Trainee Ecologist, David Freeman, tells us about a recent trip to Corrimony nature reserve...
In the heat of the morning
One of my most recent and so far most rewarding reserve visits has been to RSPB Corrimony. In particular I was working in the stunning, but at times tricky to navigate gorge the river Enrick runs through. The gorge is located in the east of the reserve and is surrounded by a large area of beautiful Caledonian pine forest. At one point, the gorge channels the fast flowing river over the frothing Corrimony falls. This creates a magical scene that I felt very privileged to be working in. I spent the first afternoon at the site scoping out the gorge, looking for areas that were easily accessible and safe to work in. The weather was fantastically hot, so the water level was relatively low and this meant I could accesses large areas of the gorge with relatively ease. This left me confident I could spend the next day navigating the gorge looking at the abundant bryophyte flora without risking life and limb.
The next morning was again an absolute scorcher. Clear blue skies again as far as the eye could see and shimmering heat haze on the ground. As I walked past the ancient Corrimony Cairn, an impressive sight confronted me. Now I’m no Ornithologist and my knowledge of birds is basic at best, however the unbelievable size of the bird hanging in the clear blue sky before me left me with little doubt that I was face to face with a Golden Eagle. The gigantic creature circled a while before gracefully sliding off to go about its business. This certainly has to be one of the most memorable moments of my time at Corrimony.

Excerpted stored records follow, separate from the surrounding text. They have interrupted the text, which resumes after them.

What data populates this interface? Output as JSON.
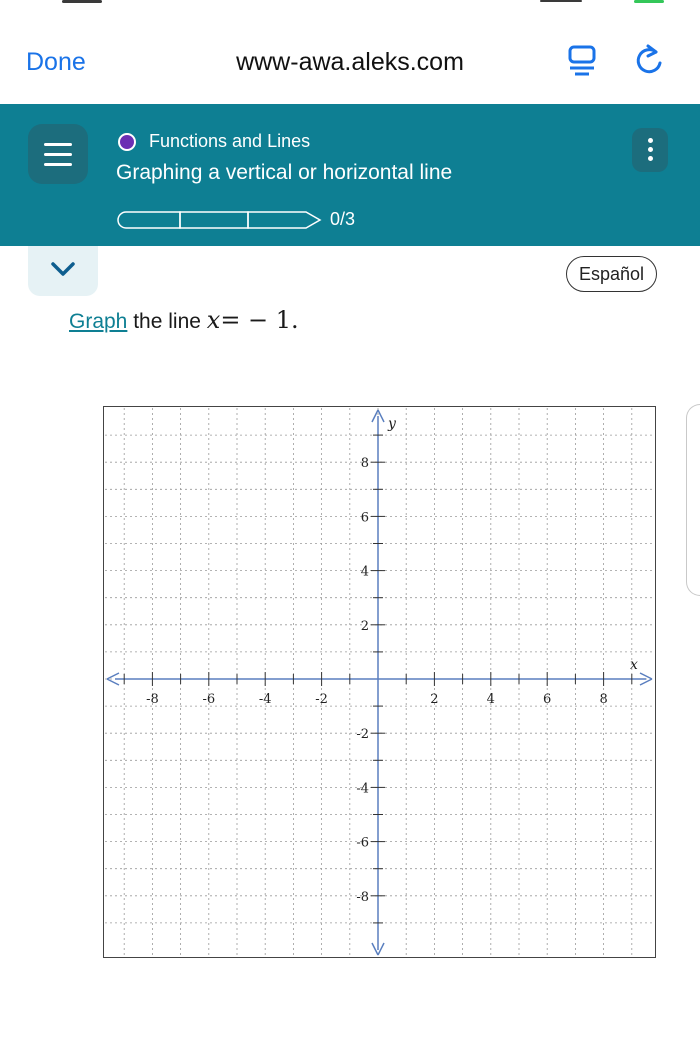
{
  "browser": {
    "done_label": "Done",
    "url": "www-awa.aleks.com",
    "reader_icon": "reader-mode-icon",
    "reload_icon": "reload-icon"
  },
  "header": {
    "topic": "Functions and Lines",
    "lesson": "Graphing a vertical or horizontal line",
    "progress_completed": 0,
    "progress_total": 3,
    "progress_text": "0/3",
    "topic_dot_color": "#6b2fb3",
    "background_color": "#0e7f93"
  },
  "controls": {
    "espanol_label": "Español"
  },
  "problem": {
    "link_word": "Graph",
    "rest_text": " the line ",
    "equation_var": "x",
    "equation_rest": "= − 1."
  },
  "chart_data": {
    "type": "scatter",
    "xlabel": "x",
    "ylabel": "y",
    "xlim": [
      -9.5,
      9.5
    ],
    "ylim": [
      -9.5,
      9.5
    ],
    "x_ticks": [
      "-8",
      "-6",
      "-4",
      "-2",
      "2",
      "4",
      "6",
      "8"
    ],
    "y_ticks": [
      "8",
      "6",
      "4",
      "2",
      "-2",
      "-4",
      "-6",
      "-8"
    ],
    "grid": true,
    "series": []
  }
}
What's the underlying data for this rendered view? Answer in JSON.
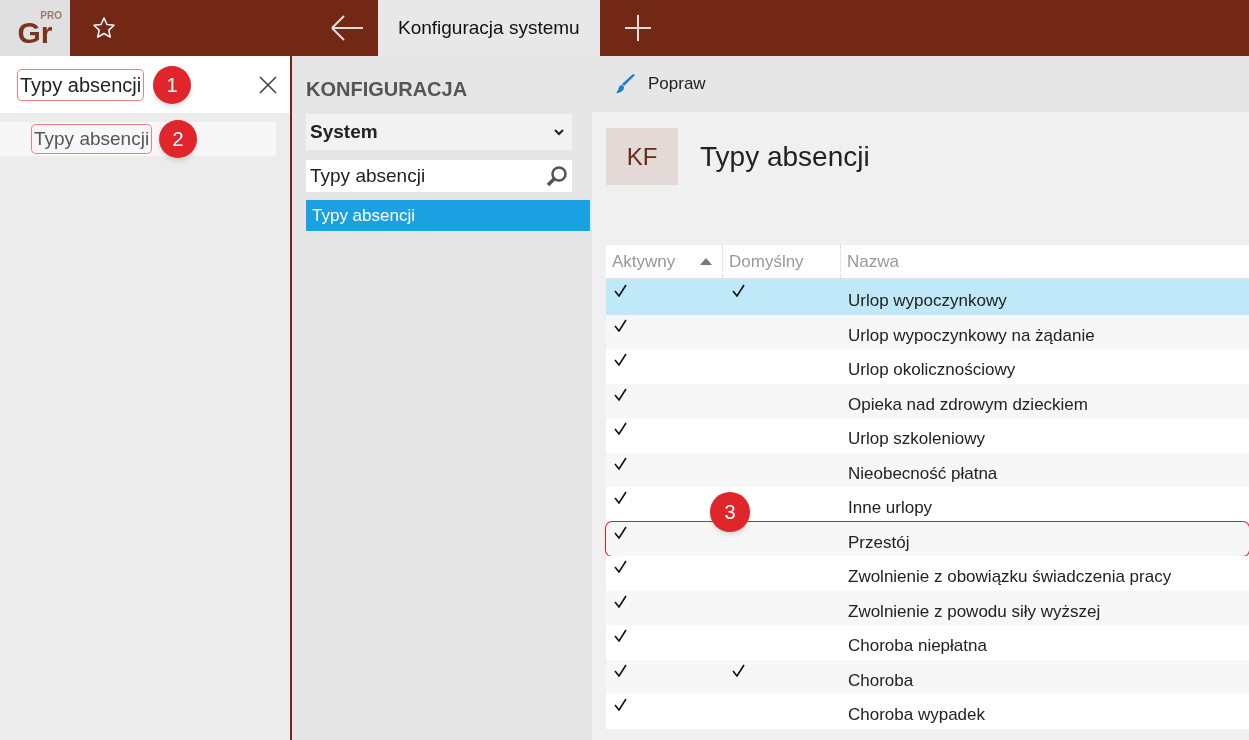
{
  "app": {
    "logo": "Gr",
    "logo_badge": "PRO"
  },
  "tabs": [
    {
      "label": "Konfiguracja systemu",
      "selected": true
    }
  ],
  "search": {
    "value": "Typy absencji",
    "callout": "1"
  },
  "results": [
    {
      "label": "Typy absencji",
      "callout": "2"
    }
  ],
  "config": {
    "heading": "KONFIGURACJA",
    "dropdown": "System",
    "filter": "Typy absencji",
    "items": [
      {
        "label": "Typy absencji",
        "selected": true
      }
    ]
  },
  "toolbar": {
    "buttons": [
      "Popraw"
    ]
  },
  "page": {
    "tile": "KF",
    "title": "Typy absencji"
  },
  "table": {
    "columns": [
      {
        "label": "Aktywny",
        "sorted": true
      },
      {
        "label": "Domyślny",
        "sorted": false
      },
      {
        "label": "Nazwa",
        "sorted": false
      }
    ],
    "callout": "3",
    "rows": [
      {
        "active": true,
        "default": true,
        "name": "Urlop wypoczynkowy",
        "selected": true,
        "outlined": false
      },
      {
        "active": true,
        "default": false,
        "name": "Urlop wypoczynkowy na żądanie",
        "selected": false,
        "outlined": false
      },
      {
        "active": true,
        "default": false,
        "name": "Urlop okolicznościowy",
        "selected": false,
        "outlined": false
      },
      {
        "active": true,
        "default": false,
        "name": "Opieka nad zdrowym dzieckiem",
        "selected": false,
        "outlined": false
      },
      {
        "active": true,
        "default": false,
        "name": "Urlop szkoleniowy",
        "selected": false,
        "outlined": false
      },
      {
        "active": true,
        "default": false,
        "name": "Nieobecność płatna",
        "selected": false,
        "outlined": false
      },
      {
        "active": true,
        "default": false,
        "name": "Inne urlopy",
        "selected": false,
        "outlined": false
      },
      {
        "active": true,
        "default": false,
        "name": "Przestój",
        "selected": false,
        "outlined": true
      },
      {
        "active": true,
        "default": false,
        "name": "Zwolnienie z obowiązku świadczenia pracy",
        "selected": false,
        "outlined": false
      },
      {
        "active": true,
        "default": false,
        "name": "Zwolnienie z powodu siły wyższej",
        "selected": false,
        "outlined": false
      },
      {
        "active": true,
        "default": false,
        "name": "Choroba niepłatna",
        "selected": false,
        "outlined": false
      },
      {
        "active": true,
        "default": true,
        "name": "Choroba",
        "selected": false,
        "outlined": false
      },
      {
        "active": true,
        "default": false,
        "name": "Choroba wypadek",
        "selected": false,
        "outlined": false
      }
    ]
  }
}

Walking through the Caledonian pine forest situated around the gorge I found the ground flora was dominated by Vaccinium myrtillus and wonderfully textured carpets of Rhytidiadelphus triquetrus and Hylocomium splendens. These three species together create a unique picture of greens and yellows under the purple shaded light of the pines. In the gorge itself there is a dazzlingly array of mosses and liverworts. I certainly have enough specimens to keep me very busy for the next few weeks. Some of the highlights I have identified so far include the tiny Bryum pallens and Bartamia pomiformis. I found Bryum pallens tucked away on a sandy stream edge glittering like handful of rubies in the hot sun. The striking Bartamia pomiformis was immediately apparent to me as it has a range of distinctive reproductive structures called sporophytes. These sporophytes resemble miniature green apples hanging from long stalks (seta) above the main body of the plant.
I still have plenty of specimens to identify from Corrimony including a range of weird and wonderful thallose liverworts and some rather atypical sphagnums. The sheer number of species I’m learning about and identifying for the first time demonstrate the time I spent at Corrimony was a great success. This is a reserve I am keen to visit again in the future.